The USA Today, once America’s most widely distributed newspaper, just threw in the towel on its business strategy. Bowing to the realities of our 24 / 7 internet fueled news culture, its corporate parent Gannett recently announced a comprehensive and fundamental repositioning of the iconic news daily.
That’s not to say that this announcement was particularly startling; many of the USA Today’s new plans have, in fact, already been implemented at other news organizations. The Wall Street Journal, for instance, has long been posting breaking news stories on its web site around the clock. The New York Times has already consolidated all of its sections under the watchful oversight of a single Executive Editor. And numerous daily papers have greatly expanded the number of features that are dedicated to sports coverage. To no one’s surprise, the USA Today announced that it would launch similar initiatives.
But one of its plans did raise a significant amount of concern for practitioners of the profession of journalism; namely, the USA Today will reportedly require its news reporting and administrative business departments to work together to ensure that the organization “align(s) sales efforts with the content we produce.” It was this brief bullet point that led industry experts to express concern for the future of journalism.
Once a Trendsetter
Although all traditional newspapers have been struggling in the current era of freely available online content aggregation, no publisher seemed better positioned to adjust to these new competitive realities than Gannett.
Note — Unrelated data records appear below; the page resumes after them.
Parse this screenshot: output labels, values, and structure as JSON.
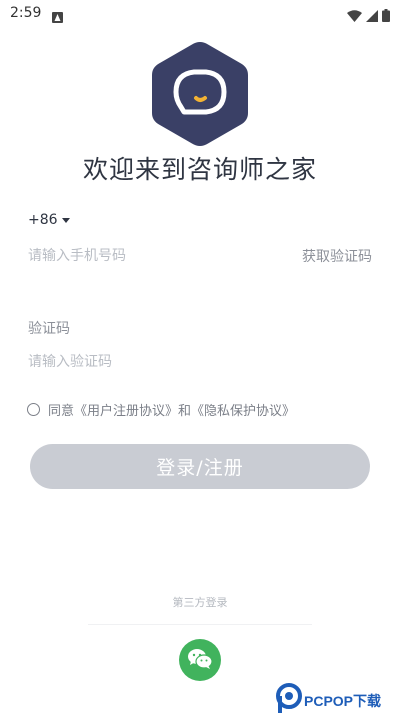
{
  "status_bar": {
    "time": "2:59"
  },
  "welcome": {
    "title": "欢迎来到咨询师之家"
  },
  "login_form": {
    "country_code": "+86",
    "phone_placeholder": "请输入手机号码",
    "get_code_label": "获取验证码",
    "code_label": "验证码",
    "code_placeholder": "请输入验证码"
  },
  "agreement": {
    "agree_text": "同意",
    "user_agreement": "《用户注册协议》",
    "and_text": "和",
    "privacy_policy": "《隐私保护协议》",
    "checked": false
  },
  "login_button": {
    "label": "登录/注册"
  },
  "third_party": {
    "label": "第三方登录",
    "providers": [
      "wechat"
    ]
  },
  "watermark": {
    "text": "PCPOP下载"
  },
  "colors": {
    "logo_hexagon": "#3a4066",
    "logo_accent": "#f2b233",
    "login_button_bg": "#c9ccd3",
    "wechat_green": "#41b35d",
    "watermark_blue": "#1e5db8"
  }
}
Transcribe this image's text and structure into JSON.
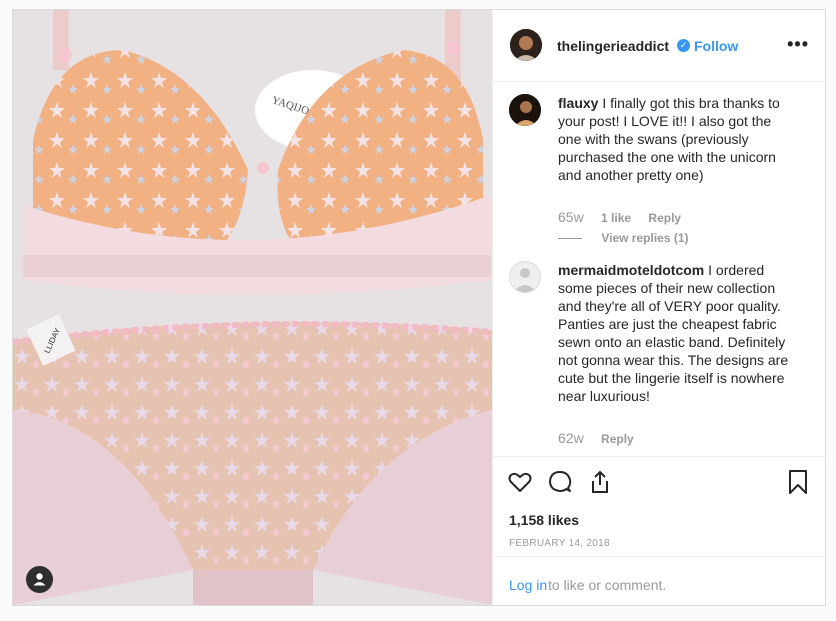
{
  "post": {
    "author": "thelingerieaddict",
    "follow_label": "Follow",
    "more_icon": "more-horizontal-icon",
    "image_tag_1": "YAQIJOH IMIHM",
    "image_tag_2": "LLIDAY"
  },
  "comments": [
    {
      "username": "flauxy",
      "text": "I finally got this bra thanks to your post! I LOVE it!! I also got the one with the swans (previously purchased the one with the unicorn and another pretty one)",
      "age": "65w",
      "likes": "1 like",
      "reply_label": "Reply",
      "view_replies": "View replies (1)"
    },
    {
      "username": "mermaidmoteldotcom",
      "text": "I ordered some pieces of their new collection and they're all of VERY poor quality. Panties are just the cheapest fabric sewn onto an elastic band. Definitely not gonna wear this. The designs are cute but the lingerie itself is nowhere near luxurious!",
      "age": "62w",
      "reply_label": "Reply"
    }
  ],
  "engagement": {
    "likes": "1,158 likes",
    "date": "FEBRUARY 14, 2018"
  },
  "login": {
    "link": "Log in",
    "rest": "to like or comment."
  },
  "colors": {
    "link": "#3897f0",
    "text": "#262626",
    "muted": "#999999",
    "border": "#efefef"
  }
}
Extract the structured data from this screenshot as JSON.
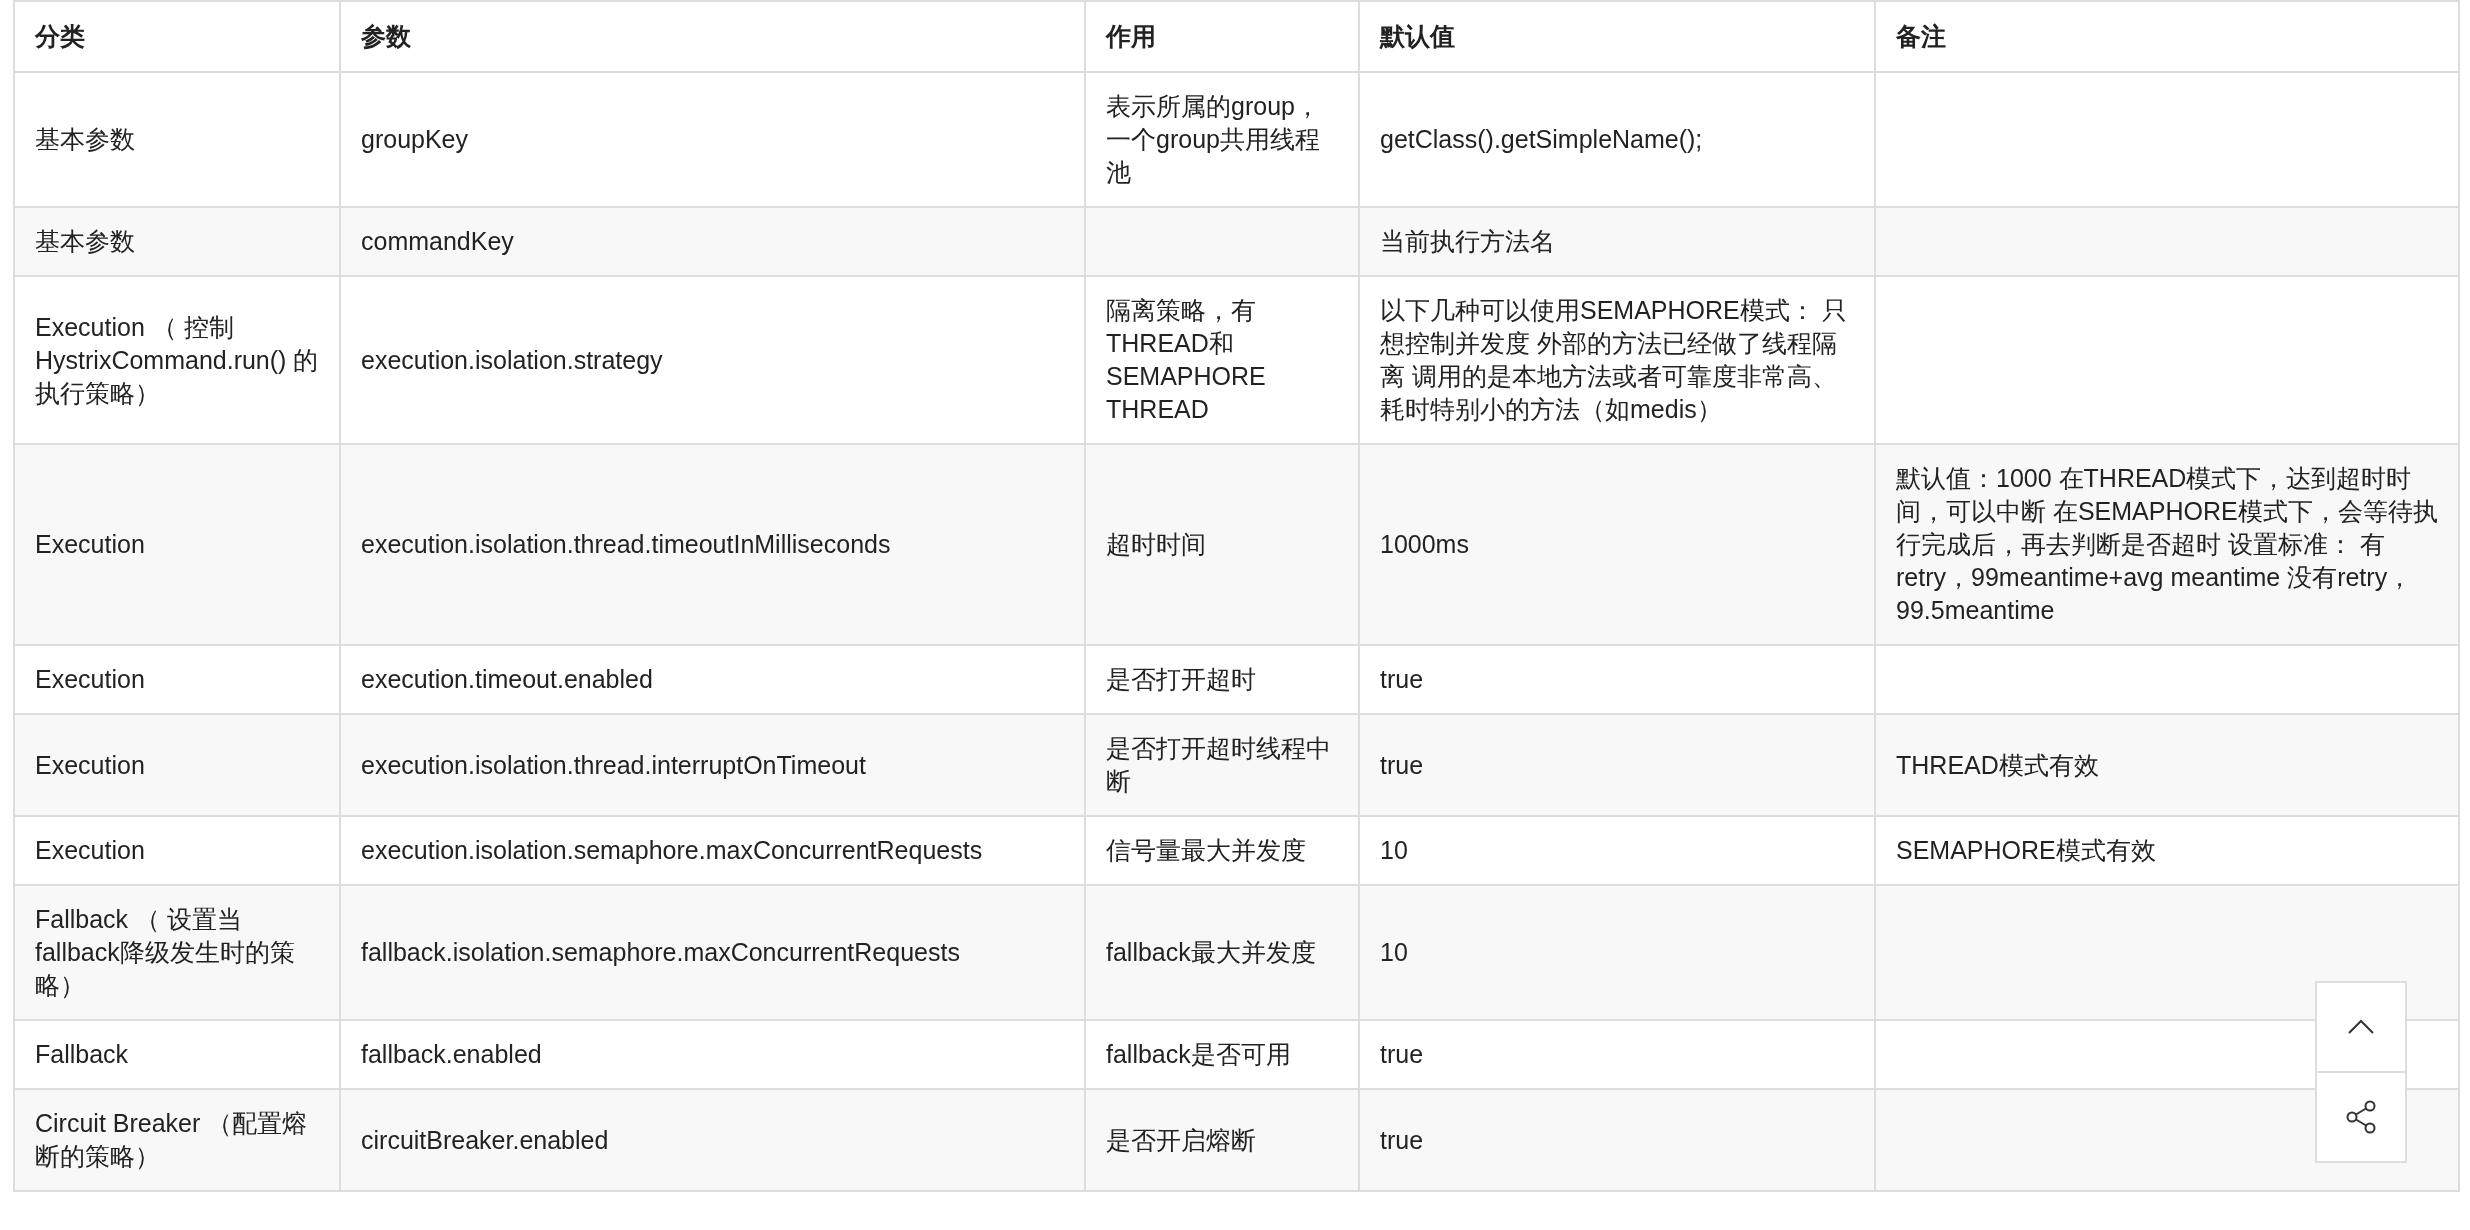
{
  "table": {
    "columns": [
      "分类",
      "参数",
      "作用",
      "默认值",
      "备注"
    ],
    "rows": [
      {
        "cells": [
          "基本参数",
          "groupKey",
          "表示所属的group，一个group共用线程池",
          "getClass().getSimpleName();",
          ""
        ]
      },
      {
        "cells": [
          "基本参数",
          "commandKey",
          "",
          "当前执行方法名",
          ""
        ]
      },
      {
        "cells": [
          "Execution （ 控制HystrixCommand.run() 的执行策略）",
          "execution.isolation.strategy",
          "隔离策略，有THREAD和 SEMAPHORE THREAD",
          "以下几种可以使用SEMAPHORE模式： 只想控制并发度 外部的方法已经做了线程隔离 调用的是本地方法或者可靠度非常高、耗时特别小的方法（如medis）",
          ""
        ]
      },
      {
        "cells": [
          "Execution",
          "execution.isolation.thread.timeoutInMilliseconds",
          "超时时间",
          "1000ms",
          "默认值：1000 在THREAD模式下，达到超时时间，可以中断 在SEMAPHORE模式下，会等待执行完成后，再去判断是否超时 设置标准： 有retry，99meantime+avg meantime 没有retry，99.5meantime"
        ]
      },
      {
        "cells": [
          "Execution",
          "execution.timeout.enabled",
          "是否打开超时",
          "true",
          ""
        ]
      },
      {
        "cells": [
          "Execution",
          "execution.isolation.thread.interruptOnTimeout",
          "是否打开超时线程中断",
          "true",
          "THREAD模式有效"
        ]
      },
      {
        "cells": [
          "Execution",
          "execution.isolation.semaphore.maxConcurrentRequests",
          "信号量最大并发度",
          "10",
          "SEMAPHORE模式有效"
        ]
      },
      {
        "cells": [
          "Fallback （ 设置当fallback降级发生时的策略）",
          "fallback.isolation.semaphore.maxConcurrentRequests",
          "fallback最大并发度",
          "10",
          ""
        ]
      },
      {
        "cells": [
          "Fallback",
          "fallback.enabled",
          "fallback是否可用",
          "true",
          ""
        ]
      },
      {
        "cells": [
          "Circuit Breaker （配置熔断的策略）",
          "circuitBreaker.enabled",
          "是否开启熔断",
          "true",
          ""
        ]
      }
    ]
  }
}
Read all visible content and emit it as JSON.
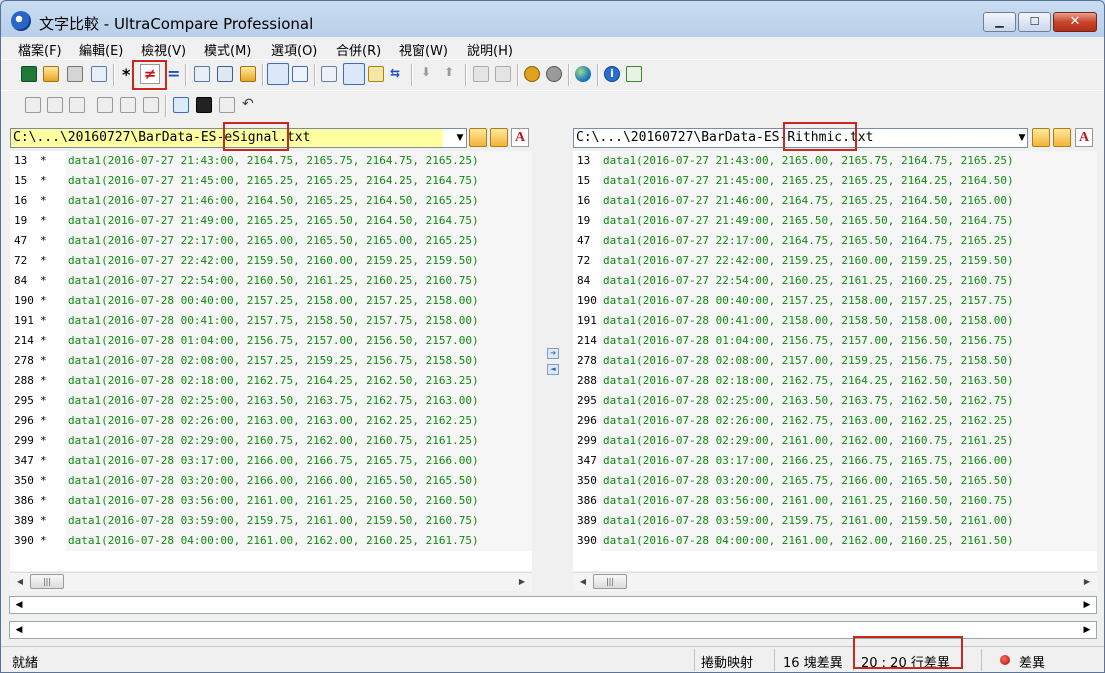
{
  "window": {
    "title": "文字比較 - UltraCompare Professional"
  },
  "menu": [
    "檔案(F)",
    "編輯(E)",
    "檢視(V)",
    "模式(M)",
    "選項(O)",
    "合併(R)",
    "視窗(W)",
    "說明(H)"
  ],
  "left_pane": {
    "path": "C:\\...\\20160727\\BarData-ES-eSignal.txt",
    "rows": [
      {
        "line": "13",
        "mark": "*",
        "text": "data1(2016-07-27 21:43:00, 2164.75, 2165.75, 2164.75, 2165.25)"
      },
      {
        "line": "15",
        "mark": "*",
        "text": "data1(2016-07-27 21:45:00, 2165.25, 2165.25, 2164.25, 2164.75)"
      },
      {
        "line": "16",
        "mark": "*",
        "text": "data1(2016-07-27 21:46:00, 2164.50, 2165.25, 2164.50, 2165.25)"
      },
      {
        "line": "19",
        "mark": "*",
        "text": "data1(2016-07-27 21:49:00, 2165.25, 2165.50, 2164.50, 2164.75)"
      },
      {
        "line": "47",
        "mark": "*",
        "text": "data1(2016-07-27 22:17:00, 2165.00, 2165.50, 2165.00, 2165.25)"
      },
      {
        "line": "72",
        "mark": "*",
        "text": "data1(2016-07-27 22:42:00, 2159.50, 2160.00, 2159.25, 2159.50)"
      },
      {
        "line": "84",
        "mark": "*",
        "text": "data1(2016-07-27 22:54:00, 2160.50, 2161.25, 2160.25, 2160.75)"
      },
      {
        "line": "190",
        "mark": "*",
        "text": "data1(2016-07-28 00:40:00, 2157.25, 2158.00, 2157.25, 2158.00)"
      },
      {
        "line": "191",
        "mark": "*",
        "text": "data1(2016-07-28 00:41:00, 2157.75, 2158.50, 2157.75, 2158.00)"
      },
      {
        "line": "214",
        "mark": "*",
        "text": "data1(2016-07-28 01:04:00, 2156.75, 2157.00, 2156.50, 2157.00)"
      },
      {
        "line": "278",
        "mark": "*",
        "text": "data1(2016-07-28 02:08:00, 2157.25, 2159.25, 2156.75, 2158.50)"
      },
      {
        "line": "288",
        "mark": "*",
        "text": "data1(2016-07-28 02:18:00, 2162.75, 2164.25, 2162.50, 2163.25)"
      },
      {
        "line": "295",
        "mark": "*",
        "text": "data1(2016-07-28 02:25:00, 2163.50, 2163.75, 2162.75, 2163.00)"
      },
      {
        "line": "296",
        "mark": "*",
        "text": "data1(2016-07-28 02:26:00, 2163.00, 2163.00, 2162.25, 2162.25)"
      },
      {
        "line": "299",
        "mark": "*",
        "text": "data1(2016-07-28 02:29:00, 2160.75, 2162.00, 2160.75, 2161.25)"
      },
      {
        "line": "347",
        "mark": "*",
        "text": "data1(2016-07-28 03:17:00, 2166.00, 2166.75, 2165.75, 2166.00)"
      },
      {
        "line": "350",
        "mark": "*",
        "text": "data1(2016-07-28 03:20:00, 2166.00, 2166.00, 2165.50, 2165.50)"
      },
      {
        "line": "386",
        "mark": "*",
        "text": "data1(2016-07-28 03:56:00, 2161.00, 2161.25, 2160.50, 2160.50)"
      },
      {
        "line": "389",
        "mark": "*",
        "text": "data1(2016-07-28 03:59:00, 2159.75, 2161.00, 2159.50, 2160.75)"
      },
      {
        "line": "390",
        "mark": "*",
        "text": "data1(2016-07-28 04:00:00, 2161.00, 2162.00, 2160.25, 2161.75)"
      }
    ]
  },
  "right_pane": {
    "path": "C:\\...\\20160727\\BarData-ES-Rithmic.txt",
    "rows": [
      {
        "line": "13",
        "text": "data1(2016-07-27 21:43:00, 2165.00, 2165.75, 2164.75, 2165.25)"
      },
      {
        "line": "15",
        "text": "data1(2016-07-27 21:45:00, 2165.25, 2165.25, 2164.25, 2164.50)"
      },
      {
        "line": "16",
        "text": "data1(2016-07-27 21:46:00, 2164.75, 2165.25, 2164.50, 2165.00)"
      },
      {
        "line": "19",
        "text": "data1(2016-07-27 21:49:00, 2165.50, 2165.50, 2164.50, 2164.75)"
      },
      {
        "line": "47",
        "text": "data1(2016-07-27 22:17:00, 2164.75, 2165.50, 2164.75, 2165.25)"
      },
      {
        "line": "72",
        "text": "data1(2016-07-27 22:42:00, 2159.25, 2160.00, 2159.25, 2159.50)"
      },
      {
        "line": "84",
        "text": "data1(2016-07-27 22:54:00, 2160.25, 2161.25, 2160.25, 2160.75)"
      },
      {
        "line": "190",
        "text": "data1(2016-07-28 00:40:00, 2157.25, 2158.00, 2157.25, 2157.75)"
      },
      {
        "line": "191",
        "text": "data1(2016-07-28 00:41:00, 2158.00, 2158.50, 2158.00, 2158.00)"
      },
      {
        "line": "214",
        "text": "data1(2016-07-28 01:04:00, 2156.75, 2157.00, 2156.50, 2156.75)"
      },
      {
        "line": "278",
        "text": "data1(2016-07-28 02:08:00, 2157.00, 2159.25, 2156.75, 2158.50)"
      },
      {
        "line": "288",
        "text": "data1(2016-07-28 02:18:00, 2162.75, 2164.25, 2162.50, 2163.50)"
      },
      {
        "line": "295",
        "text": "data1(2016-07-28 02:25:00, 2163.50, 2163.75, 2162.50, 2162.75)"
      },
      {
        "line": "296",
        "text": "data1(2016-07-28 02:26:00, 2162.75, 2163.00, 2162.25, 2162.25)"
      },
      {
        "line": "299",
        "text": "data1(2016-07-28 02:29:00, 2161.00, 2162.00, 2160.75, 2161.25)"
      },
      {
        "line": "347",
        "text": "data1(2016-07-28 03:17:00, 2166.25, 2166.75, 2165.75, 2166.00)"
      },
      {
        "line": "350",
        "text": "data1(2016-07-28 03:20:00, 2165.75, 2166.00, 2165.50, 2165.50)"
      },
      {
        "line": "386",
        "text": "data1(2016-07-28 03:56:00, 2161.00, 2161.25, 2160.50, 2160.75)"
      },
      {
        "line": "389",
        "text": "data1(2016-07-28 03:59:00, 2159.75, 2161.00, 2159.50, 2161.00)"
      },
      {
        "line": "390",
        "text": "data1(2016-07-28 04:00:00, 2161.00, 2162.00, 2160.25, 2161.50)"
      }
    ]
  },
  "status": {
    "ready": "就緒",
    "scroll_map": "捲動映射",
    "blocks": "16 塊差異",
    "lines": "20 : 20 行差異",
    "diff": "差異"
  },
  "colors": {
    "text_green": "#108a10",
    "highlight_red": "#c8281e",
    "path_yellow": "#ffffa0"
  }
}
After all, the USA Today pioneered the use of short, breezy articles and colorful graphics, features that display well on the laptop, electronic tablet, and mobile handset screens that are now favored by consumers of electronic media content.
Furthermore, the USA Today pioneered a circulation strategy that relied heavily on the free distribution of newspaper copies to the general public. Since its inception during the early 1980s, Gannett has contracted with hotel chains around the nation to hand out complimentary copies to its overnight guests, restaurant patrons, and trade show attendees.
Neither the Wall Street Journal nor the New York Times, the two other newspapers with dominant national distribution networks, were as adept as Gannet in developing a newsprint strategy that was based on permitting readers to freely access the content of each issue. Gannett’s trendsetting free distribution strategy should have prepared it to succeed in the online milieu as well, where readers expect to access information at little or no out-of-pocket cost.
The Fourth Estate
Although organizations and personalities from Time Magazine to Stephen Colbert have accused the USA Today of printing extremely brief and superficial articles and factoids, the product once ridiculed as a McPaper has indeed broken newsworthy stories throughout its history. For instance, in 2006, the USA Today took the lead in reporting on the development of a National Security Agency (NSA) data base that codified and analyzed the telephone calling activities of private American citizens.
Such investigative reporting activities do more than simply establish a newspaper’s credibility in the minds of its readers; they also fulfill the historical role of journalism as the proverbial fourth estate or branch of government. The Founding Fathers of the United States firmly believed that a free and unfettered press serves as a necessary protection against the possibility of government corruption; they thus enshrined freedom of the press in the First Amendment of the United States Constitution to ensure this condition.
That’s why Gannett’s intention to “align sales efforts with content” caused so much concern among advocates of a free press. In the future, will the American public be able to rely upon the USA Today to publish stories that are critical of organizations that purchase advertising space or other services from Gannett? And conversely, will the public be able to trust organizations to refrain from applying pressure on Gannett to suppress such stories before they are published?
Death of a Business Model
During the second half of the twentieth century, the business model of the newspaper industry allowed journalists to avoid such concerns. With only one or two daily newspapers operating in most major news markets, and with newspaper publishers holding effective monopolies on many classified and other advertising categories, private individuals and organizations often had no choice but to continue doing business with publishers who criticized them in news articles.
Critical and objective investigatory coverage, of course, continues to represent the hallmark of unbiased professional journalism. But with revenue streams from advertising campaigns having shifted to the internet during the first decade of the twenty first century, traditional newsprint products have become unprofitable propositions. Thus, after analyzing its growth options, Gannett has reasonably decided to refocus the USA Today on internet distribution strategies and their concomitant revenue opportunities.
Nevertheless, proponents of quality journalism cannot help but worry that the type of investigative journalism practiced by Woodward and Bernstein in All the President’s Men is unsupportable in web-based newsrooms producing sales-focused content. If their concerns prove to be justified, the end of the traditional newspaper may indeed presage the end of objective journalism as well.